Search the entries below for "Running" and copy each matching line.

(Supplied data):

"""

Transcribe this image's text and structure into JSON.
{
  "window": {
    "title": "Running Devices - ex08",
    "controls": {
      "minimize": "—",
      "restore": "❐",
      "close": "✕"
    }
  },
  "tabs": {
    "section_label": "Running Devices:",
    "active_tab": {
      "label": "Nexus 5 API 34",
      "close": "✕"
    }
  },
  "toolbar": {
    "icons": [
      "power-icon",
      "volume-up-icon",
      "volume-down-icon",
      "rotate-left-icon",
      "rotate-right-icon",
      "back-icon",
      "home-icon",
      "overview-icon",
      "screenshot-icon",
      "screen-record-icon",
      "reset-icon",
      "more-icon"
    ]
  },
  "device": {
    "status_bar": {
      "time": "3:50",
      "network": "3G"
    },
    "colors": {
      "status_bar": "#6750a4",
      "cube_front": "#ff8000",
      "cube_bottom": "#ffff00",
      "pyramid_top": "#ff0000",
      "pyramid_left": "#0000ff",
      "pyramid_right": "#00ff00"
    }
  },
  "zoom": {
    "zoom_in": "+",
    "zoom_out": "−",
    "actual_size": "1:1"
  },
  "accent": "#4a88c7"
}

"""

(Solution for this task):
    "title": "Running Devices - ex08",
    "section_label": "Running Devices:",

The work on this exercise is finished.